Michael Rowland: Just quickly before you go. Speaking of the proposed, the long proposed Federal Anti-Corruption Agency, will we see one before the election?
Simon Birmingham: Legislation around that is being finalised. That’s been clear that the Attorney-General has been going through consultations for a couple of waves of draught legislation around that and she is now finalising that legislation.
Michael Rowland: Okay. Will we see one before the election in place, a body investigating corruption at the federal level?
Simon Birmingham: Well, that will be a matter for the parliament as to as to whether the support of passed legislation-
Michael Rowland: A few Liberal MPs-
Simon Birmingham: She will be releasing that.
Michael Rowland: A few Liberal MP, so it’s not tough enough that they say they want the commission to be given the power to instigate its own enquiries under the draught legislation. It hasn’t. Will you consider that?
Simon Birmingham: The attorney general is considering all of those areas of feedback as part of the finalisation of legislation, that’s why it was put out as a draught so that people could provide comment and feedback. And I know that she has been listening carefully to that as she finalises it for public release.

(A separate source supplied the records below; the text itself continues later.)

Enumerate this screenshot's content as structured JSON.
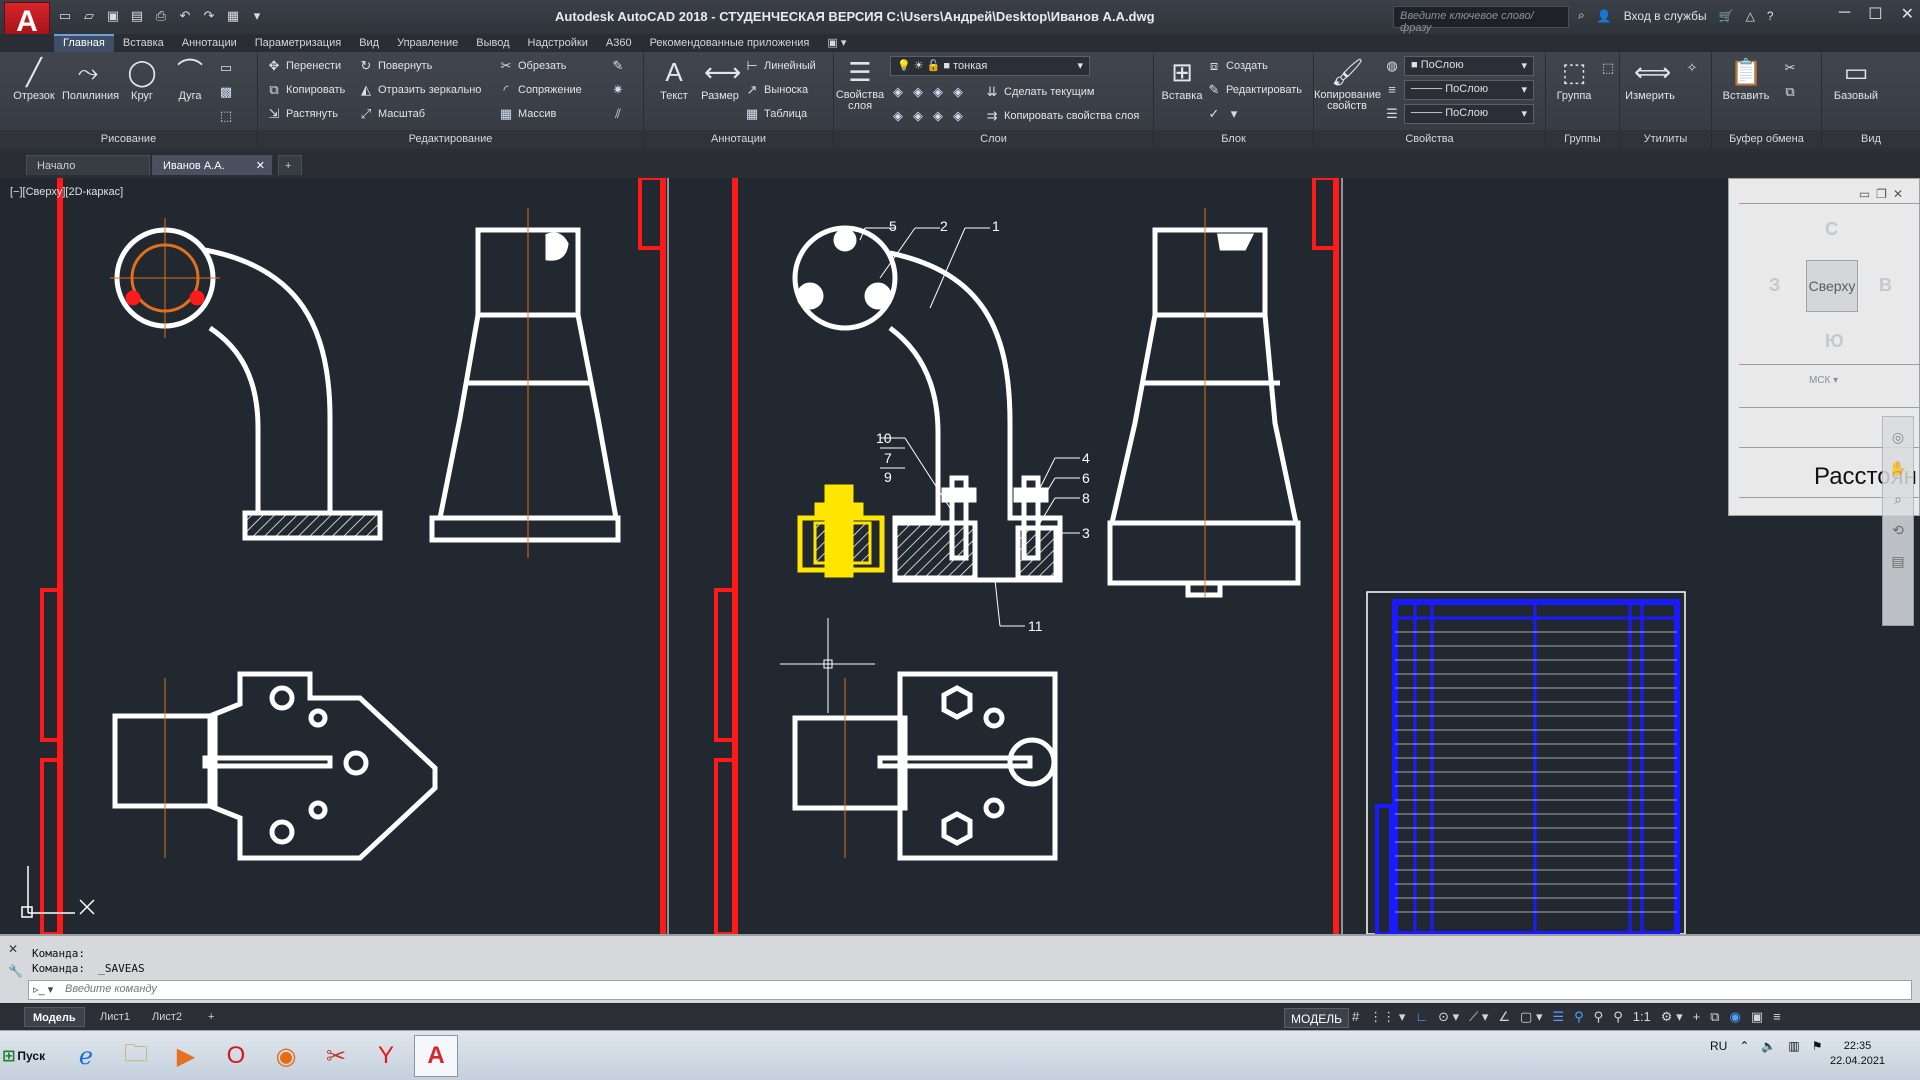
{
  "window": {
    "title": "Autodesk AutoCAD 2018 - СТУДЕНЧЕСКАЯ ВЕРСИЯ    C:\\Users\\Андрей\\Desktop\\Иванов А.А.dwg",
    "search_placeholder": "Введите ключевое слово/фразу",
    "signin": "Вход в службы",
    "logo": "A"
  },
  "ribbon_tabs": [
    "Главная",
    "Вставка",
    "Аннотации",
    "Параметризация",
    "Вид",
    "Управление",
    "Вывод",
    "Надстройки",
    "A360",
    "Рекомендованные приложения"
  ],
  "ribbon": {
    "draw": {
      "title": "Рисование",
      "line": "Отрезок",
      "polyline": "Полилиния",
      "circle": "Круг",
      "arc": "Дуга"
    },
    "modify": {
      "title": "Редактирование",
      "move": "Перенести",
      "rotate": "Повернуть",
      "trim": "Обрезать",
      "copy": "Копировать",
      "mirror": "Отразить зеркально",
      "fillet": "Сопряжение",
      "stretch": "Растянуть",
      "scale": "Масштаб",
      "array": "Массив"
    },
    "annotation": {
      "title": "Аннотации",
      "text": "Текст",
      "dimension": "Размер",
      "linear": "Линейный",
      "leader": "Выноска",
      "table": "Таблица"
    },
    "layers": {
      "title": "Слои",
      "properties": "Свойства\nслоя",
      "current_layer": "тонкая",
      "make_current": "Сделать текущим",
      "match_layer": "Копировать свойства слоя"
    },
    "block": {
      "title": "Блок",
      "insert": "Вставка",
      "create": "Создать",
      "edit": "Редактировать"
    },
    "properties": {
      "title": "Свойства",
      "match": "Копирование\nсвойств",
      "color": "ПоСлою",
      "lineweight": "ПоСлою",
      "linetype": "ПоСлою"
    },
    "groups": {
      "title": "Группы",
      "group": "Группа"
    },
    "utilities": {
      "title": "Утилиты",
      "measure": "Измерить"
    },
    "clipboard": {
      "title": "Буфер обмена",
      "paste": "Вставить"
    },
    "view": {
      "title": "Вид",
      "base": "Базовый"
    }
  },
  "doc_tabs": [
    "Начало",
    "Иванов А.А."
  ],
  "viewport_label": "[−][Сверху][2D-каркас]",
  "balloons": [
    "5",
    "2",
    "1",
    "10",
    "7",
    "9",
    "4",
    "6",
    "8",
    "3",
    "11"
  ],
  "viewcube": {
    "top": "Сверху",
    "north": "С",
    "south": "Ю",
    "west": "З",
    "east": "В",
    "ucs": "МСК",
    "distance": "Расстоян"
  },
  "command": {
    "history": [
      "Команда:",
      "Команда:  _SAVEAS"
    ],
    "placeholder": "Введите команду"
  },
  "layout_tabs": [
    "Модель",
    "Лист1",
    "Лист2"
  ],
  "status": {
    "space": "МОДЕЛЬ",
    "scale": "1:1"
  },
  "taskbar": {
    "start": "Пуск",
    "lang": "RU",
    "time": "22:35",
    "date": "22.04.2021"
  },
  "colors": {
    "accent": "#d7252b",
    "frame": "#ff1a1a",
    "highlight": "#ffe600",
    "spec_table": "#1a1aff"
  }
}
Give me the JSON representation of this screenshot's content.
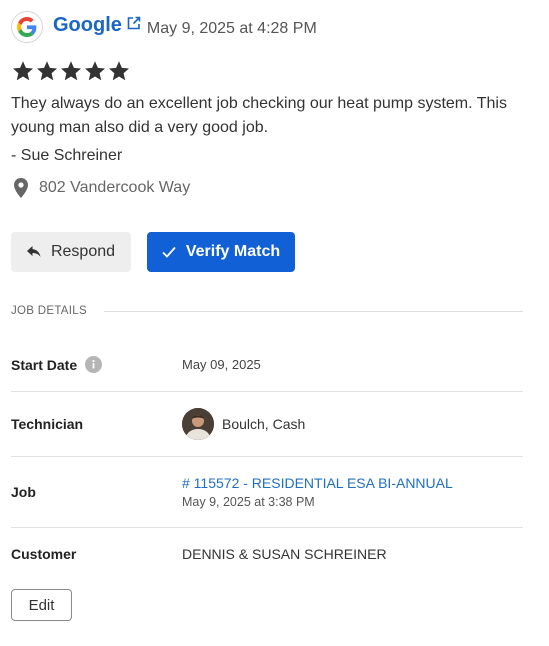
{
  "review": {
    "source": "Google",
    "date": "May 9, 2025 at 4:28 PM",
    "rating": 5,
    "text": "They always do an excellent job checking our heat pump system. This young man also did a very good job.",
    "author": "- Sue Schreiner",
    "address": "802 Vandercook Way"
  },
  "actions": {
    "respond_label": "Respond",
    "verify_label": "Verify Match",
    "edit_label": "Edit"
  },
  "job_details": {
    "section_label": "JOB DETAILS",
    "start_date_label": "Start Date",
    "start_date": "May 09, 2025",
    "technician_label": "Technician",
    "technician": "Boulch, Cash",
    "job_label": "Job",
    "job_title": "# 115572 - RESIDENTIAL ESA BI-ANNUAL",
    "job_date": "May 9, 2025 at 3:38 PM",
    "customer_label": "Customer",
    "customer": "DENNIS & SUSAN SCHREINER"
  },
  "colors": {
    "link": "#1a66c6",
    "primary_button": "#1160d6",
    "star": "#333333"
  },
  "icons": [
    "google-logo-icon",
    "external-link-icon",
    "star-icon",
    "location-pin-icon",
    "reply-icon",
    "check-icon",
    "info-icon"
  ]
}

Michael Rowland: Okay, we’ll see what transpires from there. Simon Birmingham, appreciate your time this morning. Thank you.
Simon Birmingham: Thanks, Michael. My pleasure.